On this day 163 years ago, Vincent van Gogh was born in his parents’ parsonage in Groot-Zundert, the Netherlands.
His short, nomadic life was characterized by a constant search for a home and a place to belong, a subject that is explored in depth in Van Gogh’s Bedrooms, on view at the Art Institute through May 10.
In honor of Van Gogh’s birthday, here are 11 facts about the iconic artist on the topic of “home.”
1. Van Gogh lived in 37 places in his 37 years. Those 37 places were in 24 towns and cities in four countries: Netherlands, England, France, and Belgium.
2. Van Gogh’s earliest known drawing dates from early 1864 (when he was 10 years old) and features a barn and a farmhouse.
3. As a young man, he punished himself for perceived failures by forgoing the comforts of a home and slept outside or on the floor.
4. When he began painting as a career in the early 1880s, some of his earliest subjects were birds’ nests and peasants’ houses, which he referred to as “human nests."
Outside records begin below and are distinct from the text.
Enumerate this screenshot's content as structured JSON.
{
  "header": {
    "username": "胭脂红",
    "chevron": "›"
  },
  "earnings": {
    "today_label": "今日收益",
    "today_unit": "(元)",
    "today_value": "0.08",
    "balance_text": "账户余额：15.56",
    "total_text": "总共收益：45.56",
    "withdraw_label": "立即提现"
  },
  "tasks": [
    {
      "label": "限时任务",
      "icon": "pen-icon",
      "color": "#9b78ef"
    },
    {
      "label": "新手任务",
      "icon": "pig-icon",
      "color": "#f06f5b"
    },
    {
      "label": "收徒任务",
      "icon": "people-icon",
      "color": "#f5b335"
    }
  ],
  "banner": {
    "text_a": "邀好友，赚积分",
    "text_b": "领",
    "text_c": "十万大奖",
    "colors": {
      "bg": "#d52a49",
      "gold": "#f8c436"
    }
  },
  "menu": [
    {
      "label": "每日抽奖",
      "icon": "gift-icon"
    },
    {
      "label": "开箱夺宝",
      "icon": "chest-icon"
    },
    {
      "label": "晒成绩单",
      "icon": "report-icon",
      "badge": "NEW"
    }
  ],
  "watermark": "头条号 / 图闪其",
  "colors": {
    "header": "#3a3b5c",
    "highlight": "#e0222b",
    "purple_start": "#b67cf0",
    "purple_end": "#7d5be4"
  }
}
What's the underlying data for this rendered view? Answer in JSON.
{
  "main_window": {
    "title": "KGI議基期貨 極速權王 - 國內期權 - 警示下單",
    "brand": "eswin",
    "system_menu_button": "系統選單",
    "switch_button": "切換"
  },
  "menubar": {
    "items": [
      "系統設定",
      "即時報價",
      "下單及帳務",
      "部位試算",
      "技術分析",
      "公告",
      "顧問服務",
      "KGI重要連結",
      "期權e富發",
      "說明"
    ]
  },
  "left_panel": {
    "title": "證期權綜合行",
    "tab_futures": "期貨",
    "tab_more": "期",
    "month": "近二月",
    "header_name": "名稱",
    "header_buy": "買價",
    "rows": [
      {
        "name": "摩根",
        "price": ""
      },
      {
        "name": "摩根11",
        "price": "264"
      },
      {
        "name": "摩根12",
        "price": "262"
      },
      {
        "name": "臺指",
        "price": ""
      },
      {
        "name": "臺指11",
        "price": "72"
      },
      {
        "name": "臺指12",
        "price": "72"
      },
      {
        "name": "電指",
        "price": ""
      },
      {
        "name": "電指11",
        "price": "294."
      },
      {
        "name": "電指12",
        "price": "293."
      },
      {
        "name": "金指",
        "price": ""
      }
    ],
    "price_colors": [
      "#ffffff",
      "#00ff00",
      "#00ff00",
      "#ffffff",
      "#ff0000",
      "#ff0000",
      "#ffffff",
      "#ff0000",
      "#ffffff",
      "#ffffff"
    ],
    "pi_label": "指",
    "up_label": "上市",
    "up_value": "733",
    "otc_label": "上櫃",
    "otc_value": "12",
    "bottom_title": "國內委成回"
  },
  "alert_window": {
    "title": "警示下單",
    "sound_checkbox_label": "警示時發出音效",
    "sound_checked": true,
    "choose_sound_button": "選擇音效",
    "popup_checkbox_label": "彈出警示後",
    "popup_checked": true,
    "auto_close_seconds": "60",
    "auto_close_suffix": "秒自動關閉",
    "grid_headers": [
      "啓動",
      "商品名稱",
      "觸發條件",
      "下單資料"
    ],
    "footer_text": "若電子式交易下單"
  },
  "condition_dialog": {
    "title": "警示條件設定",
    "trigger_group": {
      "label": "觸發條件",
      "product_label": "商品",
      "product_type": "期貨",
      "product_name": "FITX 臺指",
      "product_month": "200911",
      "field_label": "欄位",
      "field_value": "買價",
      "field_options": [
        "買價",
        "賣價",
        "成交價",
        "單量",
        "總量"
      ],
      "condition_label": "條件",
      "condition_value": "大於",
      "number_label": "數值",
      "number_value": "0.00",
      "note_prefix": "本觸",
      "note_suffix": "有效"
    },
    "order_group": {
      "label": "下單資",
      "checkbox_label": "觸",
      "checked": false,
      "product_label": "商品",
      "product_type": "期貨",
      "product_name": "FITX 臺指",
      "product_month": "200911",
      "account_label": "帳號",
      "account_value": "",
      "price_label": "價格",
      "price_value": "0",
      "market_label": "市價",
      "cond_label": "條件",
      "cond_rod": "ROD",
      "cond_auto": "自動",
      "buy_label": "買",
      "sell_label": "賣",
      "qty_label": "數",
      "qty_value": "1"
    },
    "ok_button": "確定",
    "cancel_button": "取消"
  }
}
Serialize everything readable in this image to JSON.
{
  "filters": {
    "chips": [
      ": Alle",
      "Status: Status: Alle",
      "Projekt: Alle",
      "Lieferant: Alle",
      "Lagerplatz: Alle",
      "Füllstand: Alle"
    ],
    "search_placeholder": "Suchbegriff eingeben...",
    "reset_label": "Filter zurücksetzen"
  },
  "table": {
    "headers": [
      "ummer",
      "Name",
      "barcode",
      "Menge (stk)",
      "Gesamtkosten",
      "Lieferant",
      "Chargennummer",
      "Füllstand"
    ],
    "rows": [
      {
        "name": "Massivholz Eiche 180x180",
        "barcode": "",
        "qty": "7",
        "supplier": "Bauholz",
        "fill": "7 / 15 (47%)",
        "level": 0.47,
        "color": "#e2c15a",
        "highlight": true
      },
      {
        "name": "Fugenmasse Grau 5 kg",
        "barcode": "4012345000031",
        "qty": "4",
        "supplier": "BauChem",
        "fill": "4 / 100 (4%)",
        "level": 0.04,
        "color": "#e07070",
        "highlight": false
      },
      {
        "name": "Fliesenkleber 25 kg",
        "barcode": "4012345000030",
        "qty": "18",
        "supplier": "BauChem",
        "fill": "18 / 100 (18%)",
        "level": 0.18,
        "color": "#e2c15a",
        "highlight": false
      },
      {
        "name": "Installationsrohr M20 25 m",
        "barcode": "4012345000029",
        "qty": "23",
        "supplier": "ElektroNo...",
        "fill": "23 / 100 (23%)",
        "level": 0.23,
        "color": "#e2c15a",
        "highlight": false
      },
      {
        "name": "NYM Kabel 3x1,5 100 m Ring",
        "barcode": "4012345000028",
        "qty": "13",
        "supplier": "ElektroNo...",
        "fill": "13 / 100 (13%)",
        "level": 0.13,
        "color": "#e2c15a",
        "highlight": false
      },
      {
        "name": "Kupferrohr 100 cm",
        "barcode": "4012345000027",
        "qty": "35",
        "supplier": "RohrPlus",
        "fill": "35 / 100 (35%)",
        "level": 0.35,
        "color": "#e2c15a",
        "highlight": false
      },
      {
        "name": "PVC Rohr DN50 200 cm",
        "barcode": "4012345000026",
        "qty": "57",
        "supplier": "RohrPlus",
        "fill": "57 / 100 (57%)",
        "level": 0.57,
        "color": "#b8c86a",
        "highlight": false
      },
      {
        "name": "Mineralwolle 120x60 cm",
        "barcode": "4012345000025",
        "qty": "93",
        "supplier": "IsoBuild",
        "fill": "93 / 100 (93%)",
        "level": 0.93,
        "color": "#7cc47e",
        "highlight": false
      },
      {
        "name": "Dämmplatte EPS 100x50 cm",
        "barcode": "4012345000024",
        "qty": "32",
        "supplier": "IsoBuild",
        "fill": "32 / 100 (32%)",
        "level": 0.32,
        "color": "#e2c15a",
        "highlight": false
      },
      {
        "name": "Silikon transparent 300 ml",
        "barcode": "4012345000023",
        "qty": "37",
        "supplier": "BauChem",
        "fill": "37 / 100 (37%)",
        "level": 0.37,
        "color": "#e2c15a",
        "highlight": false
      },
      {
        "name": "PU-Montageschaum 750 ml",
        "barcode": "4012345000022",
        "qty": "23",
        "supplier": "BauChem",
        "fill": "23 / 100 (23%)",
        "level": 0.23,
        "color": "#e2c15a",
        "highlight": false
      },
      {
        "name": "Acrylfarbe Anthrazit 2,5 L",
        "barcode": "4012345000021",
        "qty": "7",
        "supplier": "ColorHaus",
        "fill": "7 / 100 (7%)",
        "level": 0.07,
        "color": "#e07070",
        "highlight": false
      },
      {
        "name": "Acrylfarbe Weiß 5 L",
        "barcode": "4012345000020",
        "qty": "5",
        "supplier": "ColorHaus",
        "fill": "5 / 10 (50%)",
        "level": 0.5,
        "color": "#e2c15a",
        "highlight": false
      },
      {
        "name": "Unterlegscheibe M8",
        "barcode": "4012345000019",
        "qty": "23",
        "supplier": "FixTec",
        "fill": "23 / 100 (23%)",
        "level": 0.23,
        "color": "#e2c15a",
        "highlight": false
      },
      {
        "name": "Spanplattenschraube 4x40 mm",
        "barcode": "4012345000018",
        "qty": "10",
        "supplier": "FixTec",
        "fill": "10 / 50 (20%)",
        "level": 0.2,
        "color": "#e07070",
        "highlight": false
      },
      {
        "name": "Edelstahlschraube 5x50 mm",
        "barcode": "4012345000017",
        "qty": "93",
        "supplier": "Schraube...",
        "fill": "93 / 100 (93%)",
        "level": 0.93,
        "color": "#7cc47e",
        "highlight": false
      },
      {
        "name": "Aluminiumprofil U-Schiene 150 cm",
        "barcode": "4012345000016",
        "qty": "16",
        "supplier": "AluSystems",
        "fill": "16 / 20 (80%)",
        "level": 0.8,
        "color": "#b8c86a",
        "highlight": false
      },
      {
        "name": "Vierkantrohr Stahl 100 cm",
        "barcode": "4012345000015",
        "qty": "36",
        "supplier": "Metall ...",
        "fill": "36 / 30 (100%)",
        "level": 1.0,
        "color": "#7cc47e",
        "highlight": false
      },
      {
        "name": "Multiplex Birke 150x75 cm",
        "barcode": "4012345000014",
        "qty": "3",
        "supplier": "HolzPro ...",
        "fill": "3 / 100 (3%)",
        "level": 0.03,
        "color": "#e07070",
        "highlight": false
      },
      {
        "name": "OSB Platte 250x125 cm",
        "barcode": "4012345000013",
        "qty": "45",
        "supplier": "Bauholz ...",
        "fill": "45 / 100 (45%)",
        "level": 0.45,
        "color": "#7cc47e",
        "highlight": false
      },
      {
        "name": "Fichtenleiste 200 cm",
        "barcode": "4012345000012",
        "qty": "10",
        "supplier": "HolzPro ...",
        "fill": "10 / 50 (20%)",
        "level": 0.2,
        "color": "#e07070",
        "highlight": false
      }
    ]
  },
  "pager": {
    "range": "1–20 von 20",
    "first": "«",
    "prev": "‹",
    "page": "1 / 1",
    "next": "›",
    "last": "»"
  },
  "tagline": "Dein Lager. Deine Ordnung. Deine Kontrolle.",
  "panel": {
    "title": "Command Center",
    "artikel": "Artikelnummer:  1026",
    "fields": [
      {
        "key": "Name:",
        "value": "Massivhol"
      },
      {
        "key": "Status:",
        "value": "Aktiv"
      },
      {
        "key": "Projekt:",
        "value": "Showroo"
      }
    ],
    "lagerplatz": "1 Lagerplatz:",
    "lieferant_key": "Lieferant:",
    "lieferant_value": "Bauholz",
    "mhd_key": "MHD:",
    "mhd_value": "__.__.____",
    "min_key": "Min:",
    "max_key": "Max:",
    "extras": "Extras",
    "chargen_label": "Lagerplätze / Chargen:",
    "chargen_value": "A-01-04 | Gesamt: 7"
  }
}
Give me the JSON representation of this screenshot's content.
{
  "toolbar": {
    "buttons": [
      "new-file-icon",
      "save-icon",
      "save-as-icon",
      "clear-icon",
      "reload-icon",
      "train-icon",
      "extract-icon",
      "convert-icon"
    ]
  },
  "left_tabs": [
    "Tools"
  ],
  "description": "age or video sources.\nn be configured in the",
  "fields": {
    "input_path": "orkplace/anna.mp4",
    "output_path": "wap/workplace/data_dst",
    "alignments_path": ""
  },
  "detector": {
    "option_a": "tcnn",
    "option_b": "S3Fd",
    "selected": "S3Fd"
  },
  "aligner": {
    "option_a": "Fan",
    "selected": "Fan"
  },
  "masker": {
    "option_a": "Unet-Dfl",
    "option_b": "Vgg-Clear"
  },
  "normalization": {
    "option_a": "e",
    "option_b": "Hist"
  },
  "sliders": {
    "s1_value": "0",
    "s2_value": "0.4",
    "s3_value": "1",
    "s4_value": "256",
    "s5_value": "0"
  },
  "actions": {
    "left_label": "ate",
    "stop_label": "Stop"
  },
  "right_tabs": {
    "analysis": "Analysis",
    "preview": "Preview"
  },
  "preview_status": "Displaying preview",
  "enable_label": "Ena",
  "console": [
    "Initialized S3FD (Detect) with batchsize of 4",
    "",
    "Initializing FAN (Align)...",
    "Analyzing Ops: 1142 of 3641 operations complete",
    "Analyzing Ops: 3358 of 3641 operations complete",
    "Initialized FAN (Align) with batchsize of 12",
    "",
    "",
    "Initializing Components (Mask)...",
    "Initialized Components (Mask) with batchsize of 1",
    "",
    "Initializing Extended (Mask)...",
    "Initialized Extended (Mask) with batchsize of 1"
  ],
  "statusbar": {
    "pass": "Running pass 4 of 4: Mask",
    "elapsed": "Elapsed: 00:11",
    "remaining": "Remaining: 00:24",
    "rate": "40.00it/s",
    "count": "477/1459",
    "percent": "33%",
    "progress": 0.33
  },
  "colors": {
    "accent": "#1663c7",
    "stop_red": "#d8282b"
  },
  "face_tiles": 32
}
5. When Van Gogh rented the Yellow House in May, 1888, he intended for it to serve not only as his house, but as a “Studio of the South,” a utopian artists' colony.
6. He chose the furnishings for the Yellow House carefully, describing them to his brother as “nothing precious, but everything from the chair to the painting having character.”
7. Paul Gauguin was the only artist to temporarily live with Van Gogh in the Yellow House. He stayed for a tumultuous nine weeks.
8. The week before Gauguin moved in, Van Gogh was bedridden for two and a half days with nervous exhaustion. When he got up, he immediately began painting the first version of The Bedroom.
9. Van Gogh believed The Bedroom was among his best paintings. Several months after he painted it, he wrote to his brother “when I saw my canvases again after my illness, what seemed to me the best was the bedroom.”
10. Van Gogh’s final paintings were those of peasants’s houses, echoing subjects from early in his career.
11. The final place Van Gogh resided was the Auberge Ravoux, an inn in the French town of Auvers-sur-Oise. His room (number 5) is now a museum dedicated to the artist.
Perhaps most telling, Van Gogh once wrote “painting is a home.” Even though he never found the permanent haven he so desired, it seems he found a home in his artistic endeavors.
Image Credit: Vincent van Gogh. Self Portrait, 1889. National Gallery of Art, Washington, Collection of Mr. an Mrs. John Hay Whitney.